[Start of section]
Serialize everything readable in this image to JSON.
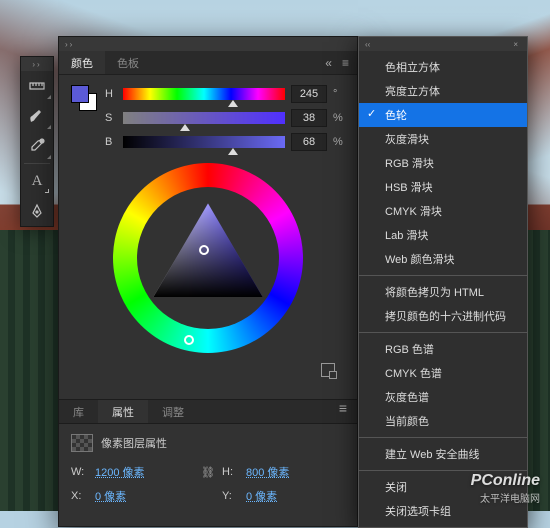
{
  "watermark": {
    "brand": "PConline",
    "sub": "太平洋电脑网"
  },
  "toolstrip": {
    "tools": [
      "ruler",
      "brush",
      "eyedropper",
      "type",
      "pen"
    ]
  },
  "panel": {
    "tabs": {
      "color": "颜色",
      "swatches": "色板"
    },
    "hsb": {
      "h_label": "H",
      "h_value": "245",
      "h_unit": "°",
      "s_label": "S",
      "s_value": "38",
      "s_unit": "%",
      "b_label": "B",
      "b_value": "68",
      "b_unit": "%"
    },
    "subtabs": {
      "lib": "库",
      "props": "属性",
      "adjust": "调整"
    },
    "props": {
      "title": "像素图层属性",
      "w_label": "W:",
      "w_value": "1200 像素",
      "h_label": "H:",
      "h_value": "800 像素",
      "x_label": "X:",
      "x_value": "0 像素",
      "y_label": "Y:",
      "y_value": "0 像素"
    }
  },
  "menu": {
    "items": [
      "色相立方体",
      "亮度立方体",
      "色轮",
      "灰度滑块",
      "RGB 滑块",
      "HSB 滑块",
      "CMYK 滑块",
      "Lab 滑块",
      "Web 颜色滑块"
    ],
    "group2": [
      "将颜色拷贝为 HTML",
      "拷贝颜色的十六进制代码"
    ],
    "group3": [
      "RGB 色谱",
      "CMYK 色谱",
      "灰度色谱",
      "当前颜色"
    ],
    "group4": [
      "建立 Web 安全曲线"
    ],
    "group5": [
      "关闭",
      "关闭选项卡组"
    ],
    "selected": "色轮"
  }
}
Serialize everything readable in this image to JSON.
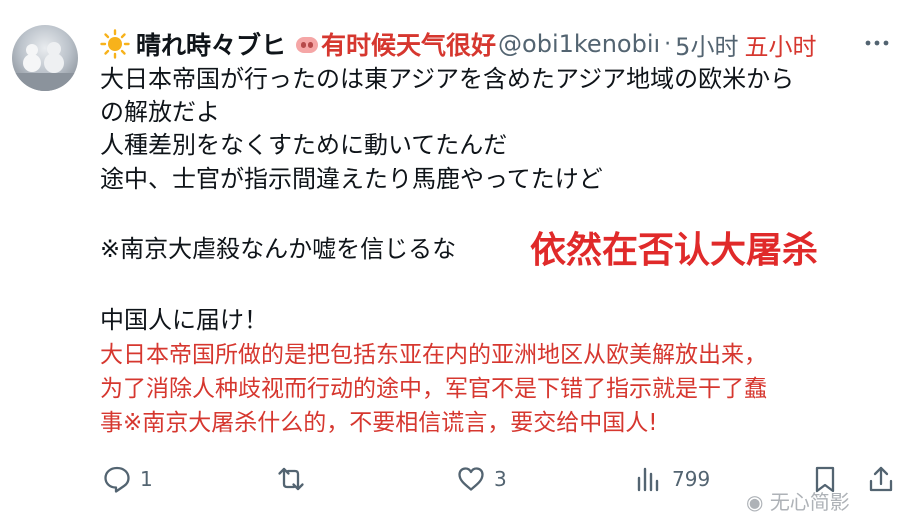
{
  "post": {
    "display_name": "晴れ時々ブヒ",
    "name_translation": "有时候天气很好",
    "handle": "@obi1kenobiı",
    "separator": "·",
    "time": "5小时",
    "time_translation": "五小时",
    "lines": [
      "大日本帝国が行ったのは東アジアを含めたアジア地域の欧米から",
      "の解放だよ",
      "人種差別をなくすために動いてたんだ",
      "途中、士官が指示間違えたり馬鹿やってたけど",
      "※南京大虐殺なんか嘘を信じるな",
      "中国人に届け！"
    ],
    "annotation": "依然在否认大屠杀",
    "translation_lines": [
      "大日本帝国所做的是把包括东亚在内的亚洲地区从欧美解放出来，",
      "为了消除人种歧视而行动的途中，军官不是下错了指示就是干了蠢",
      "事※南京大屠杀什么的，不要相信谎言，要交给中国人!"
    ]
  },
  "actions": {
    "reply_icon": "reply-icon",
    "reply_count": "1",
    "retweet_icon": "retweet-icon",
    "like_icon": "heart-icon",
    "like_count": "3",
    "views_icon": "bar-chart-icon",
    "views_count": "799",
    "bookmark_icon": "bookmark-icon",
    "share_icon": "share-icon"
  },
  "watermark": "无心简影"
}
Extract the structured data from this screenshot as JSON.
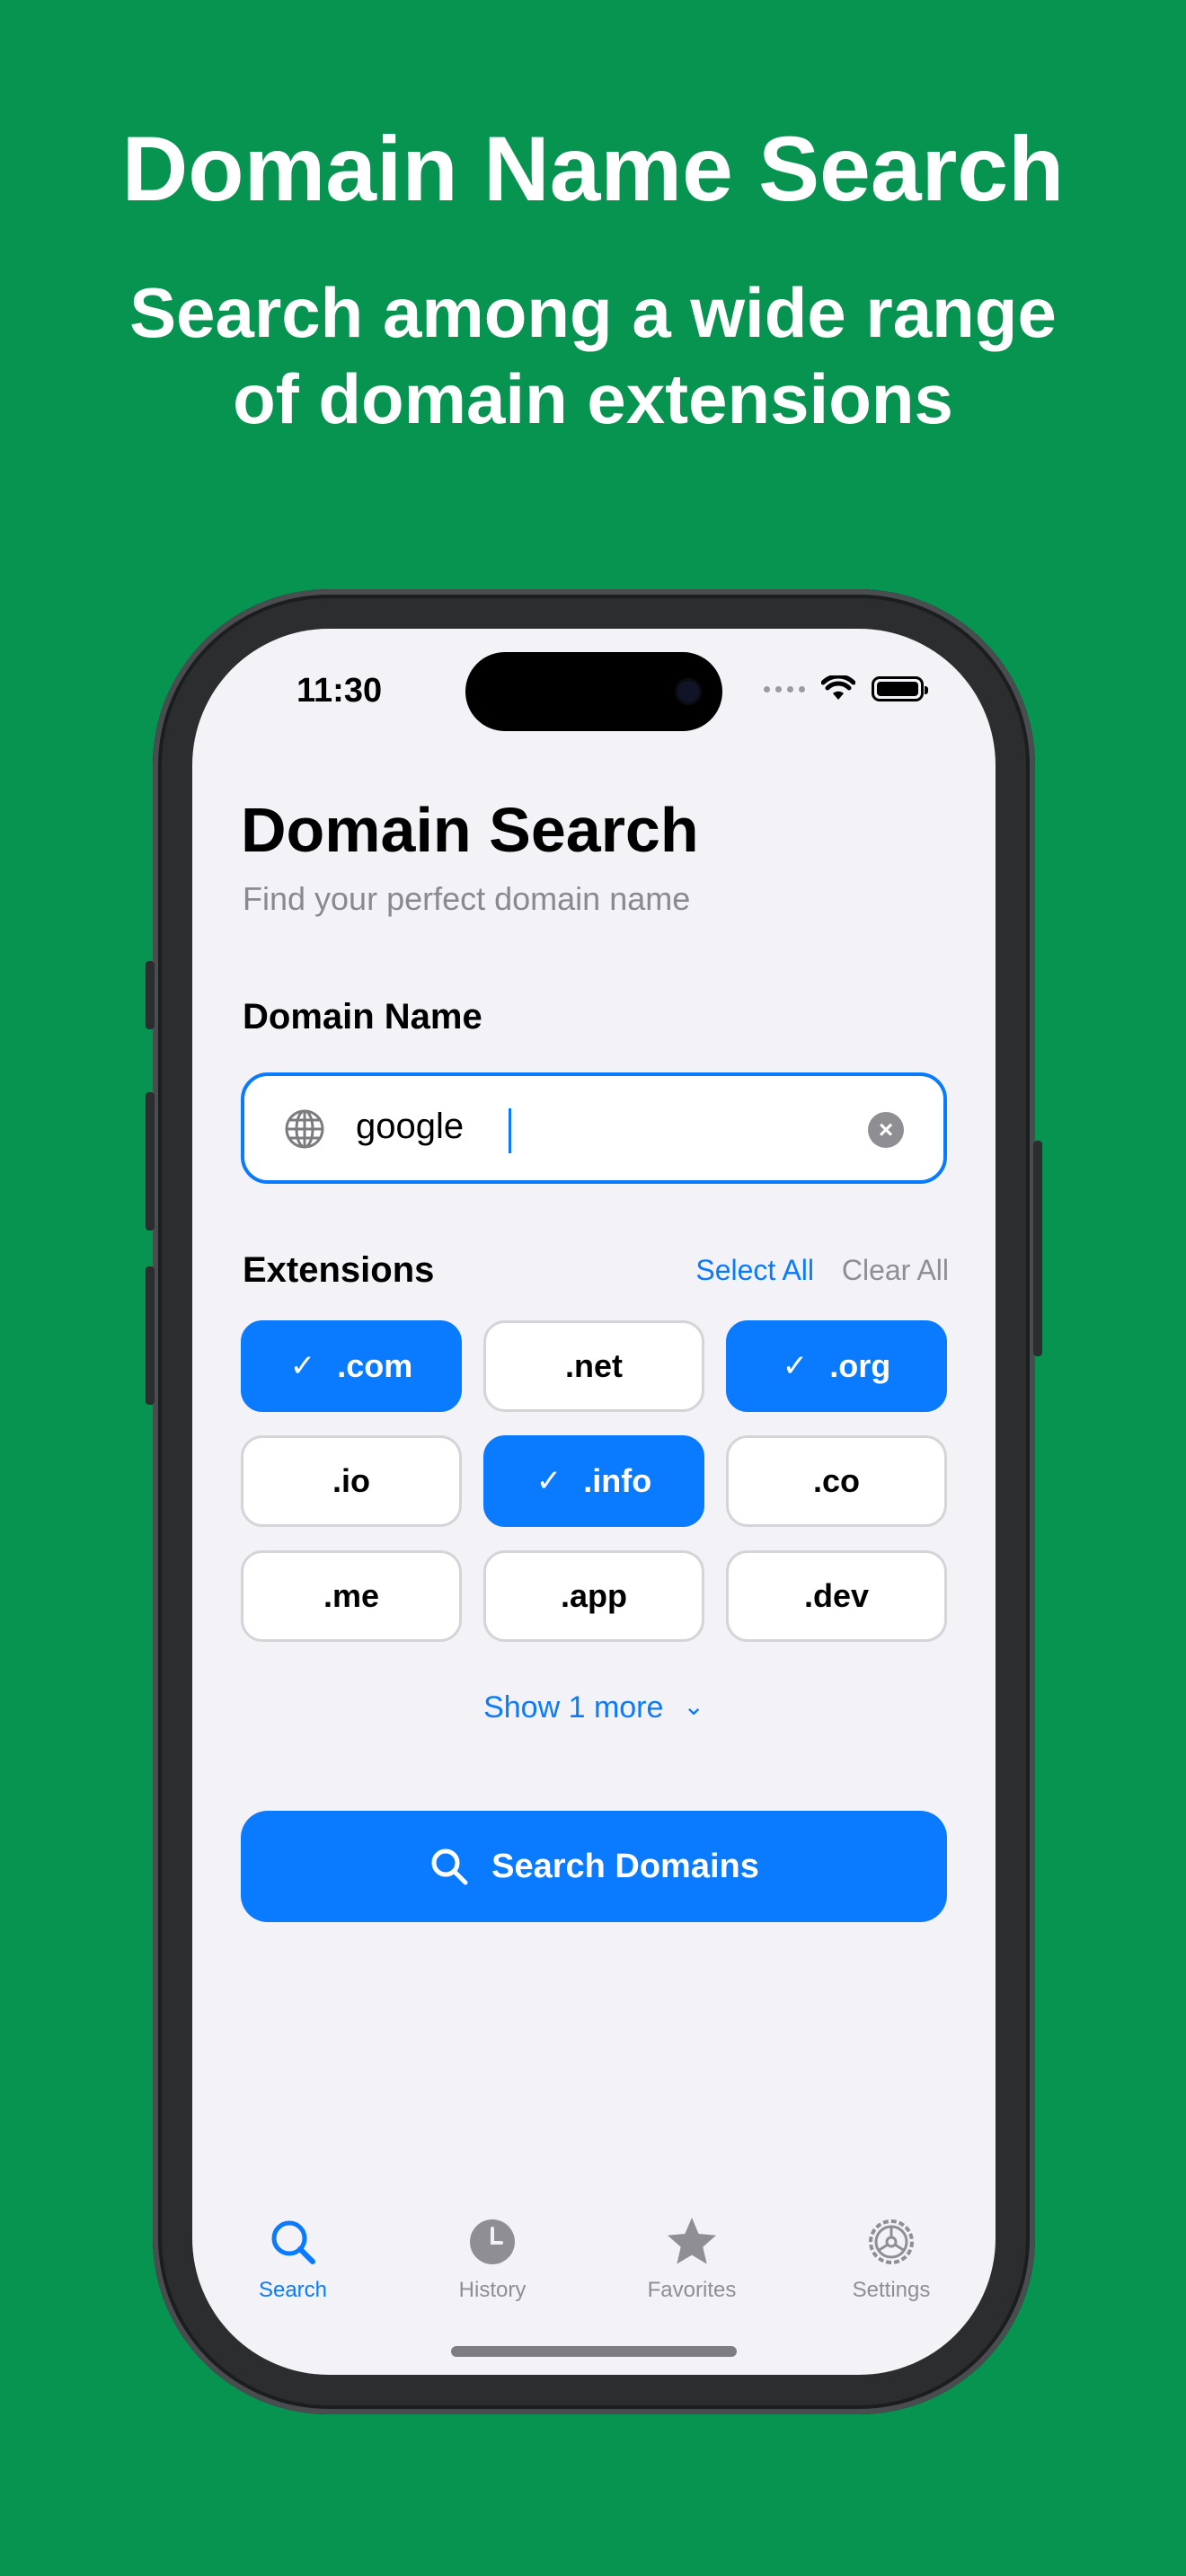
{
  "promo": {
    "title": "Domain Name Search",
    "subtitle_line1": "Search among a wide range",
    "subtitle_line2": "of domain extensions"
  },
  "status_bar": {
    "time": "11:30"
  },
  "page": {
    "title": "Domain Search",
    "subtitle": "Find your perfect domain name"
  },
  "domain_input": {
    "label": "Domain Name",
    "value": "google",
    "clear_symbol": "×"
  },
  "extensions": {
    "label": "Extensions",
    "select_all": "Select All",
    "clear_all": "Clear All",
    "check_mark": "✓",
    "items": [
      {
        "label": ".com",
        "selected": true
      },
      {
        "label": ".net",
        "selected": false
      },
      {
        "label": ".org",
        "selected": true
      },
      {
        "label": ".io",
        "selected": false
      },
      {
        "label": ".info",
        "selected": true
      },
      {
        "label": ".co",
        "selected": false
      },
      {
        "label": ".me",
        "selected": false
      },
      {
        "label": ".app",
        "selected": false
      },
      {
        "label": ".dev",
        "selected": false
      }
    ],
    "show_more": "Show 1 more"
  },
  "search_button": {
    "label": "Search Domains"
  },
  "tabbar": {
    "tabs": [
      {
        "label": "Search",
        "icon": "search-icon",
        "active": true
      },
      {
        "label": "History",
        "icon": "clock-icon",
        "active": false
      },
      {
        "label": "Favorites",
        "icon": "star-icon",
        "active": false
      },
      {
        "label": "Settings",
        "icon": "gear-icon",
        "active": false
      }
    ]
  },
  "colors": {
    "background": "#079451",
    "accent": "#0a7aff",
    "screen": "#f2f2f7",
    "muted": "#8e8e93"
  }
}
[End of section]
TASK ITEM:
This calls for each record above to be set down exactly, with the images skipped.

EXERCISE RESPONSE:
Serialize everything readable in this image to JSON.
{
  "watermark": {
    "brand": "PConline",
    "sub": "太平洋电脑网"
  },
  "toolstrip": {
    "tools": [
      "ruler",
      "brush",
      "eyedropper",
      "type",
      "pen"
    ]
  },
  "panel": {
    "tabs": {
      "color": "颜色",
      "swatches": "色板"
    },
    "hsb": {
      "h_label": "H",
      "h_value": "245",
      "h_unit": "°",
      "s_label": "S",
      "s_value": "38",
      "s_unit": "%",
      "b_label": "B",
      "b_value": "68",
      "b_unit": "%"
    },
    "subtabs": {
      "lib": "库",
      "props": "属性",
      "adjust": "调整"
    },
    "props": {
      "title": "像素图层属性",
      "w_label": "W:",
      "w_value": "1200 像素",
      "h_label": "H:",
      "h_value": "800 像素",
      "x_label": "X:",
      "x_value": "0 像素",
      "y_label": "Y:",
      "y_value": "0 像素"
    }
  },
  "menu": {
    "items": [
      "色相立方体",
      "亮度立方体",
      "色轮",
      "灰度滑块",
      "RGB 滑块",
      "HSB 滑块",
      "CMYK 滑块",
      "Lab 滑块",
      "Web 颜色滑块"
    ],
    "group2": [
      "将颜色拷贝为 HTML",
      "拷贝颜色的十六进制代码"
    ],
    "group3": [
      "RGB 色谱",
      "CMYK 色谱",
      "灰度色谱",
      "当前颜色"
    ],
    "group4": [
      "建立 Web 安全曲线"
    ],
    "group5": [
      "关闭",
      "关闭选项卡组"
    ],
    "selected": "色轮"
  }
}
Serialize everything readable in this image to JSON.
{
  "post": {
    "display_name": "晴れ時々ブヒ",
    "name_translation": "有时候天气很好",
    "handle": "@obi1kenobiı",
    "separator": "·",
    "time": "5小时",
    "time_translation": "五小时",
    "lines": [
      "大日本帝国が行ったのは東アジアを含めたアジア地域の欧米から",
      "の解放だよ",
      "人種差別をなくすために動いてたんだ",
      "途中、士官が指示間違えたり馬鹿やってたけど",
      "※南京大虐殺なんか嘘を信じるな",
      "中国人に届け！"
    ],
    "annotation": "依然在否认大屠杀",
    "translation_lines": [
      "大日本帝国所做的是把包括东亚在内的亚洲地区从欧美解放出来，",
      "为了消除人种歧视而行动的途中，军官不是下错了指示就是干了蠢",
      "事※南京大屠杀什么的，不要相信谎言，要交给中国人!"
    ]
  },
  "actions": {
    "reply_icon": "reply-icon",
    "reply_count": "1",
    "retweet_icon": "retweet-icon",
    "like_icon": "heart-icon",
    "like_count": "3",
    "views_icon": "bar-chart-icon",
    "views_count": "799",
    "bookmark_icon": "bookmark-icon",
    "share_icon": "share-icon"
  },
  "watermark": "无心简影"
}
Extract the structured data from this screenshot as JSON.
{
  "promo": {
    "title": "Domain Name Search",
    "subtitle_line1": "Search among a wide range",
    "subtitle_line2": "of domain extensions"
  },
  "status_bar": {
    "time": "11:30"
  },
  "page": {
    "title": "Domain Search",
    "subtitle": "Find your perfect domain name"
  },
  "domain_input": {
    "label": "Domain Name",
    "value": "google",
    "clear_symbol": "×"
  },
  "extensions": {
    "label": "Extensions",
    "select_all": "Select All",
    "clear_all": "Clear All",
    "check_mark": "✓",
    "items": [
      {
        "label": ".com",
        "selected": true
      },
      {
        "label": ".net",
        "selected": false
      },
      {
        "label": ".org",
        "selected": true
      },
      {
        "label": ".io",
        "selected": false
      },
      {
        "label": ".info",
        "selected": true
      },
      {
        "label": ".co",
        "selected": false
      },
      {
        "label": ".me",
        "selected": false
      },
      {
        "label": ".app",
        "selected": false
      },
      {
        "label": ".dev",
        "selected": false
      }
    ],
    "show_more": "Show 1 more"
  },
  "search_button": {
    "label": "Search Domains"
  },
  "tabbar": {
    "tabs": [
      {
        "label": "Search",
        "icon": "search-icon",
        "active": true
      },
      {
        "label": "History",
        "icon": "clock-icon",
        "active": false
      },
      {
        "label": "Favorites",
        "icon": "star-icon",
        "active": false
      },
      {
        "label": "Settings",
        "icon": "gear-icon",
        "active": false
      }
    ]
  },
  "colors": {
    "background": "#079451",
    "accent": "#0a7aff",
    "screen": "#f2f2f7",
    "muted": "#8e8e93"
  }
}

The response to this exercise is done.